systemssuck
Occasional Visitor

Faulty Port on DL 380 G7 NIC causing the core switch CPU to go up 100%

We faced an unusual problem. Our Proliant DL 380 G7 server has vmware esxi 4.1. One of the ports in NIC (model HP NC375T PCIe 4Pt Gigabit) freaked out and that was enough to bring the whole network down. There are four ports in that NIC.

 

The port was directly connected to the core switch and it would cause the core switch CPU to spike to 100% everytime it was brought online.

 

The NIC port was later disabled and a different port used. However, it would be very nice to know what might cause this overload on the core switch from a nic port of a virtual host.

 

 

3 REPLIES
Johan Guldmyr
Honored Contributor

Re: Faulty Port on DL 380 G7 NIC causing the core switch CPU to go up 100%

You may find some answers in a capture of what the port is doing. Perhaps cable that NIC to another server where tcpdump/wireshark is listening?

Matti_Kurkela
Honored Contributor

Re: Faulty Port on DL 380 G7 NIC causing the core switch CPU to go up 100%

It might have been useful to check the port statistics of the core switch when the faulty NIC was connected to it.

 

Tcpdump or wireshark may be enlightening if the fault is at the software/firmware level.
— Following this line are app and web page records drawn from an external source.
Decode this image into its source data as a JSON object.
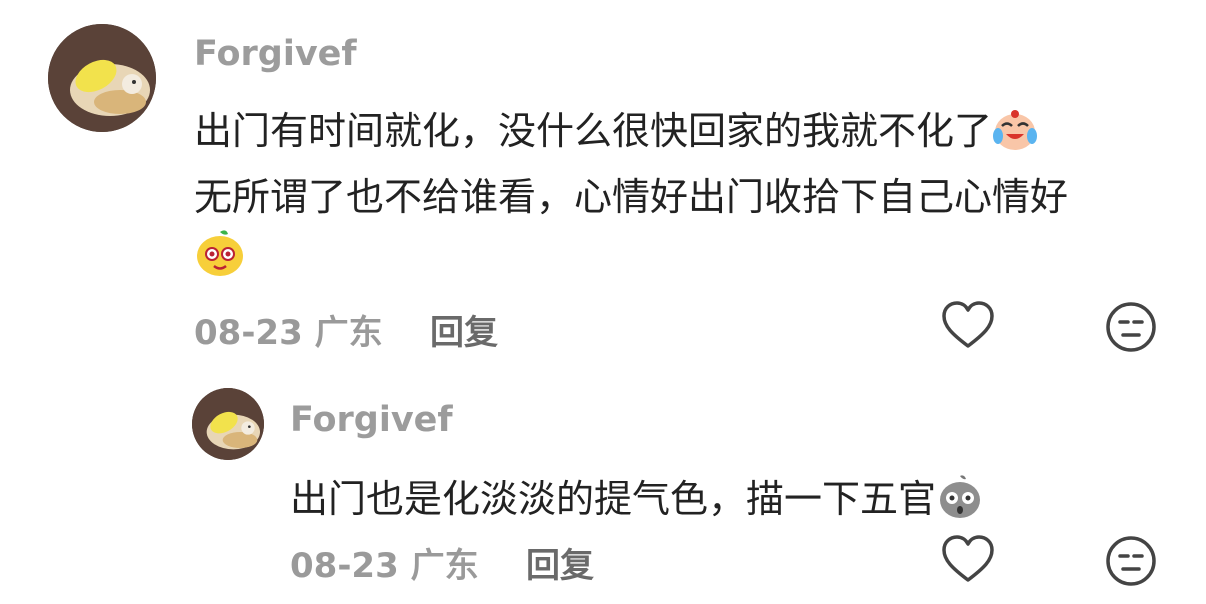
{
  "comment": {
    "username": "Forgivef",
    "lines": [
      "出门有时间就化，没什么很快回家的我就不化了",
      "无所谓了也不给谁看，心情好出门收拾下自己心情好"
    ],
    "date": "08-23",
    "location": "广东",
    "reply_label": "回复",
    "line1_emoji": "laughing-crying-emoji",
    "line3_emoji": "yellow-face-emoji"
  },
  "reply": {
    "username": "Forgivef",
    "text": "出门也是化淡淡的提气色，描一下五官",
    "date": "08-23",
    "location": "广东",
    "reply_label": "回复",
    "emoji": "grey-face-emoji"
  },
  "icons": {
    "like": "heart-outline-icon",
    "dislike": "neutral-face-icon"
  },
  "colors": {
    "username": "#9c9c9c",
    "text": "#222222",
    "meta": "#9a9a9a"
  }
}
But if there is a low-level electrical fault in the NIC hardware causing the NIC to spew an endless stream of electrical "noise", it might be filtered out by the receiving NIC hardware/driver, only manifesting itself in the statistics counters as e.g. a large number of malformed packets being received.

 

In that case, you might need a hardware-level Ethernet analysis to get more information on the nature of the problem (i.e. you might have to look at the physical signals on the wires and compare them to what the proper gigabit Ethernet signaling should be like). This is beyond the scope for most network administrators: usually seeing a large number of malformed packets and/or absurdly high switch CPU load and locating the cause to a particular NIC is enough to conclude that "it's broken."

 

If you are curious and happen to have a University of Technology or some other school of Electrical Engineering near you, you might donate the faulty NIC to them on the condition that they tell you what exactly was wrong with it. They might actually be happy to receive a real-world example of faulty network signaling, for the students to puzzle over in the lab exercises.

MK
systemssuck
Occasional Visitor

Re: Faulty Port on DL 380 G7 NIC causing the core switch CPU to go up 100%

The counters were more or less the same on the core and that made identifying the source of the problem even more difficult.

 

We ended up replacing the NIC and the faulty one is no longer with us.

 

HP support suggested that even though our issue was a different one, we apply the patch to our NC375T card as outlined in

 

http://h20000.www2.hp.com/bizsupport/TechSupport/Document.jsp?objectID=c02964542

 

https://my.vmware.com/web/vmware/details/dt_esxi40_qlogic_qlcnic_40727/ZHcqYnQqQGhiZEBlZA

 

The patch has been applied and hopefully we won't have to face the same thing again. Thank you all for you suggestions!